DRGs and ICD-10 Testing

by Paresh Shah, MindLeaf Technologies, Inc.

Paresh Shah, MindLeaf Technologies, Inc.As we approach Oct. 1, 2014 – the ICD-10 compliance deadline – we need to know now how the specificity in coding translations will have an impact on the DRGs. CMS has indicated that the DRG payment calculation under ICD-10 will be almost similar to the current ICD-9 system – i.e. revenue neutral. The CMS findings show that 99% of the cases did not show changes in DRGs (when comparing ICD-9 to ICD-10). These being the statistics, is your hospital on the 99% (no changes in DRG revenue amount) or the 1% (changes in the DRG revenue amount) of the normal curve?  The best way to know – and prepare – is to conduct DRG testing within your own organization.

The DRG testing plan should start from the assessment phase. As hospitals prepare for ICD-10 testing, the revenue implications can be minor to major based on the testing scenarios used and implemented at their institutions.

The DRGs are calculated by each hospital in different ways:

  • Coding the medical record in ICD-9 and ICD-10 and then compare the result.
  • Estimate the total claims data by translating ICD-9 to ICD-10 codes and then calculate the DRG.
  • Use permutation technique – all ICD-10 codes that translate to ICD-9 then group each option.

Depending on how the DRGs are calculated, the DRG testing is divided into provider specialty or the maximum/minimum payment variances:

      1. There are medical records/cases where there is no permutation feasible – where the codes can return the claim to initial ICD-9 DRG. For these claims, the testing involves:

-Prepare V5010 claims –> submit claims –> payer adjudicates –> receive payment. The amount of time allocated for testing should be minimal.      

      2. There are other medical records/claims where the DRG shifts occur. Based on the case mix, the cases/medical records can be grouped into clusters (low to high impact or underpayment to overpayment). For each cluster, the following needs to be tested:

  • Evaluating the EMRs structured documents/template and the method used at your hospital.
  • Physician’s clinical documentation (amount of training provided; amount of training needed).
  • Medical coding (ability for the coders to code in ICD-10). This is an iterative process, and needs to be tested repeatedly until the appropriate DRG mix is matched (to the expected value) or if there is a shift.

      3. You may have a case mix/medical record where the DRG shift occurs after the claim is submitted to the payers.
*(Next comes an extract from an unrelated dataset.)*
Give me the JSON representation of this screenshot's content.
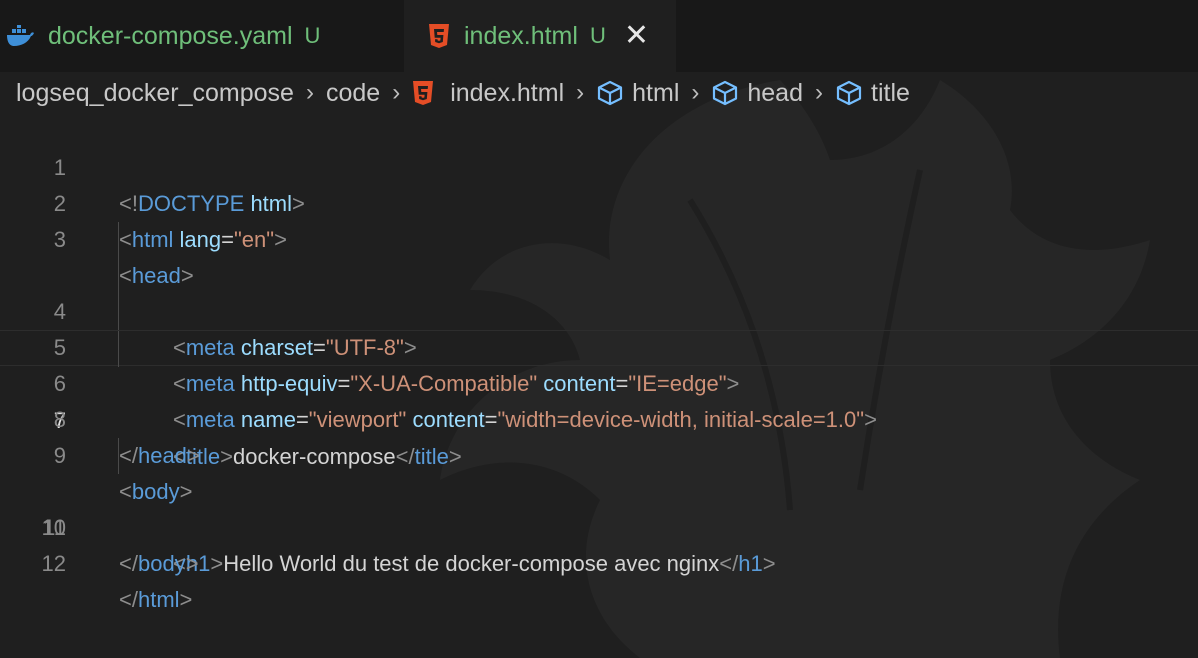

This scenario occurs when the payers take the ICD-10 claim and then use mapping to their ICD-9 coding system. Based on the results, the payers contract needs to be revisited.
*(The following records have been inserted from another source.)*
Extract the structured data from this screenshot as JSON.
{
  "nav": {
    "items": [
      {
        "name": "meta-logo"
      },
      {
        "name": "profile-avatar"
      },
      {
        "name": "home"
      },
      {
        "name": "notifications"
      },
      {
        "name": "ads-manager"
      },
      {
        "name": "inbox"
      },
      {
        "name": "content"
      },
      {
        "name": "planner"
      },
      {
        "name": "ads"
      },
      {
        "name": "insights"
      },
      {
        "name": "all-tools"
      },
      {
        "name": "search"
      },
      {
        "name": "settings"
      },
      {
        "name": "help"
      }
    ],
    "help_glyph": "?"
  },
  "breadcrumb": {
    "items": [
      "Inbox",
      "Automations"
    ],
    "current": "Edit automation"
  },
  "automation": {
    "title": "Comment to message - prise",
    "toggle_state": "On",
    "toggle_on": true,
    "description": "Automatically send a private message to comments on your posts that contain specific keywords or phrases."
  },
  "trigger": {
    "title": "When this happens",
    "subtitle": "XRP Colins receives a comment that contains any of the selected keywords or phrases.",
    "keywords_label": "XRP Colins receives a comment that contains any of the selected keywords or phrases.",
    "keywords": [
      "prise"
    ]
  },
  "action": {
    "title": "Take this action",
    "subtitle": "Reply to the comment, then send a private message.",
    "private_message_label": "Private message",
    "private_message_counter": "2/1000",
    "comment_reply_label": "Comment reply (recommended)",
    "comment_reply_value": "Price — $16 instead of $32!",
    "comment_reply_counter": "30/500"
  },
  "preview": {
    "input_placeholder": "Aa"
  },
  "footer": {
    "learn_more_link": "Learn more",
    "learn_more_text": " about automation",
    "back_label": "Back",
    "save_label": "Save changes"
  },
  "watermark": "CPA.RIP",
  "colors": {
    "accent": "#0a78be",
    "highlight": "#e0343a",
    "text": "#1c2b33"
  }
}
All of the above DRG testing scenarios can be explained in detail, but the summary amongst all the DRG testing is as follows:

  • The goal of the DRG testing is not to validate the claims but to focus on the allowed amount, i.e comparison between ICD-9 and ICD-10 claims.
  • Testing time is going to be higher if there is a DRG shift
  • Availability of the resources (physicians, coders, revenue cycle, IT) may be scarce as they have to perform their daily jobs (e.g – physicians)

Whenever a DRG shifts occurs, there is a probability that an internal audit will be performed on the DRG shift, internal assessment and the recommended outcome. An audit trail is an important element in the DRG testing.

In conclusion, the ICD-10 test plan(s) should be thorough and complete as to hours allocated, resources, time length and should include all the test scenarios. If your planning is thorough and complete, it will take less time to test DRGs and the hospital will be able to meet the compliance deadline. In the end, your goal should be to say with 100% confidence that you belong to the 99% of the test cases (revenue neutral) and if you do belong to the 1%, you have documentation and tests results to support your findings.

Paresh Shah founded MindLeaf Technologies, Inc as a Medical Compliance & Medical Administration Services Company. It achieved INC 500/5000 from 2007-2012 as a fastest growing company in the US and Boston Business Journal Pacesetters Award from 2009-2011. Prior to founding MindLeaf, Mr. Shah worked for Digital Equipment Cor.p and GTE Government Systems in various software implementation/consulting roles. Mr. Shah has a Bachelors from Northeastern University, Masters from Boston University and an MBA from Babson College. Mr. Shah is a member of HIMSS ICD-10 Task Force, and a co-chair of HIMSS ICD-10 Playbook Content Review Work Group.